I am really impressed by the Google Sanitizers. These tools are basically like a compiler-built-in variation of what Valgrind does. Using Rust doesn't obliviate the need for these tools, but I could never trust any substantial project written in C or C++ without them.
The very existence of these tools is proof that writing safe code in C or C++ is extraordinarily difficult. A code base shared by a team of developers increases the difficulty exponentially for each team member added. In my experience, this is because understanding the safety implications of wild
void * pointers, bounds checking, avoiding double-frees, and correctly synchronizing shared access with mutual exclusion locks requires keeping the entire program state in your head at all times.
It isn't always possible to review code written by other team members, and even when you do, it isn't always possible to keep the state of the existing code in your head, while also bringing in the new state from the new code in a cohesive way, without introducing new errors. In other words, the compiler only does what you tell it to do, and there are many many more unsafe things you can tell it than there are safe things. Thus Valgrind and the Sanitizers were born.
What about Rust? If you use any
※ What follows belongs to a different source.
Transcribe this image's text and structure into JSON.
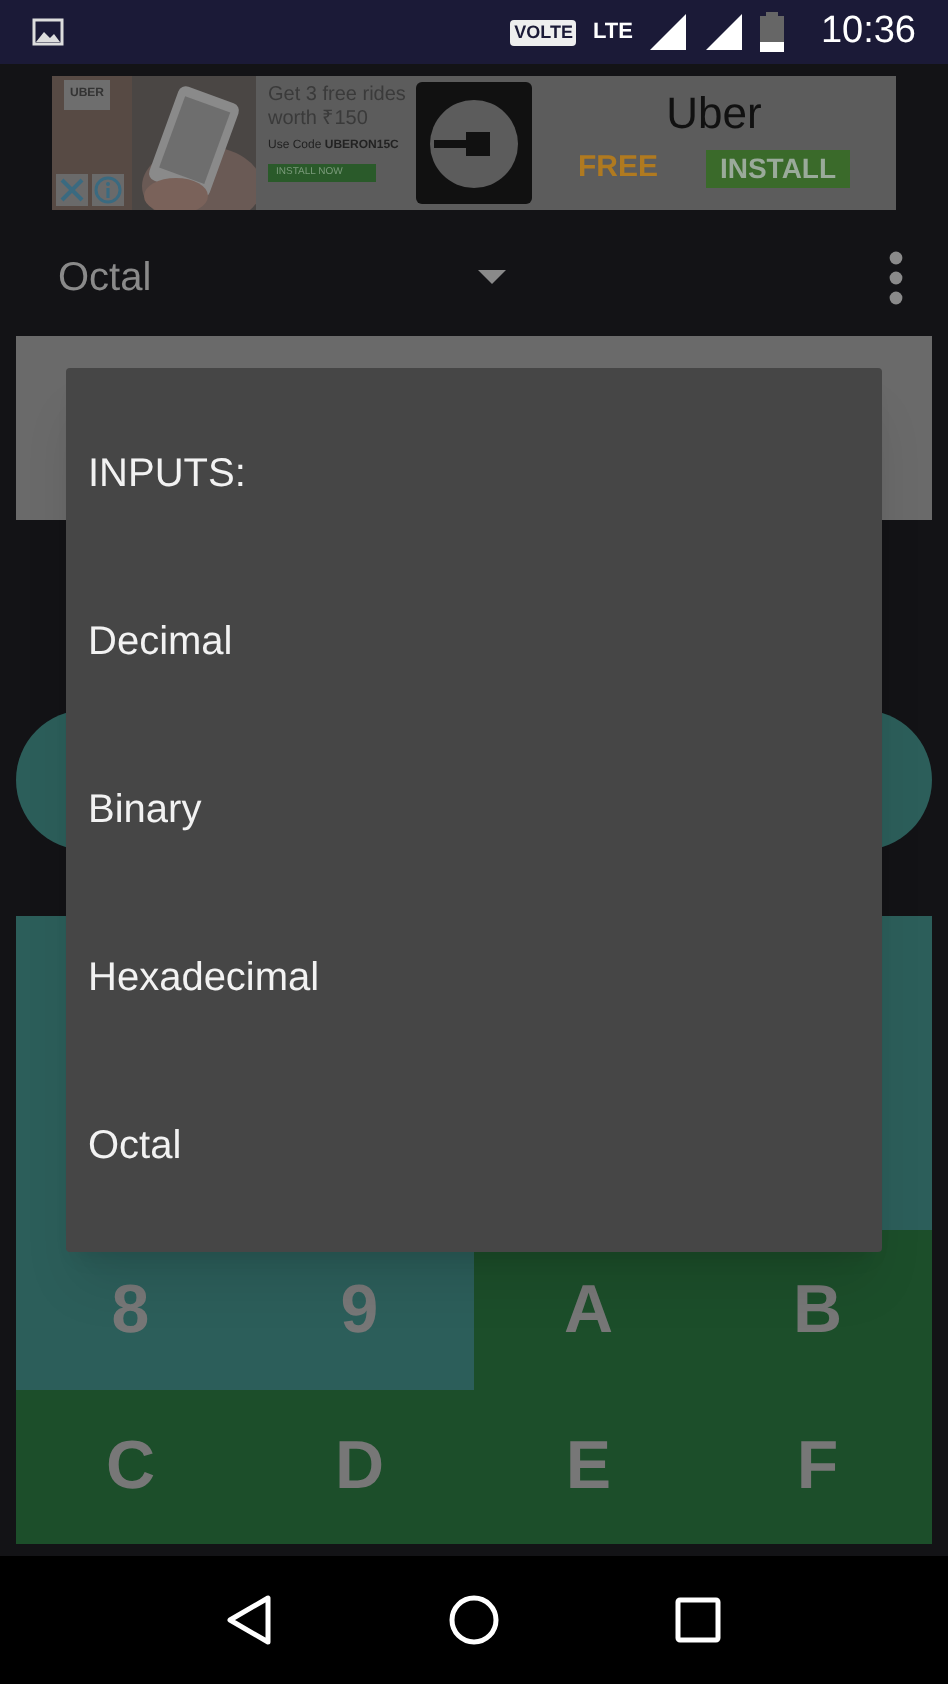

unsafe, these tools will help check (at runtime) what the Rust compiler cannot (at compile-time). So these tools are still a good fit. However, if you are only using the safe subset of Rust, it's very unlikely that these tools will tell you anything you don't already know. E.g. that the code is memory safe, thread safe, free of undefined behavior and data races.
BTW, the leak sanitizer, Valgrind's memcheck tool (for leak detection), and leak detectors in allocators like jemalloc are all still very relevant to the safe subset of Rust. The language doesn't provide protection against memory leaks: Memory Leaks are Memory Safe
The incredible ease by which C and C++ can violate memory safety has bitten me more times than I can count. Often with a rude 3 AM wake up call with segfaults in production code that customers depend upon for their businesses. This same ease of shooting oneself in the foot is the sole reason I hated preemptive threading for many years, to the point where I avoided it entirely and put all of my trust in process boundaries without shared memory. Not to mention countless weeks spent debugging code, saying things like "I have no idea why this doesn't work," only to find that the bug actually exists in some completely unrelated code path.
If you can write flawless C or C++ code (and that's a big if! In fact, I don't trust anyone with the hubris who believes they are so flawless) then maybe these languages are just fine for you. But only if you're the only person that ever touches the code. Alternatively if you already have an excellent CI story with a comprehensive test suite, including automation around Valgrind or Google Sanitizers, you're probably pretty well off at avoiding C++ pitfalls. You just happen to find out about them during potentially long CI test runs, instead of compile time in your development workspace.
I don't mean this as a harsh critique of C++. But it's rightfully deserved, so I don't feel too bad.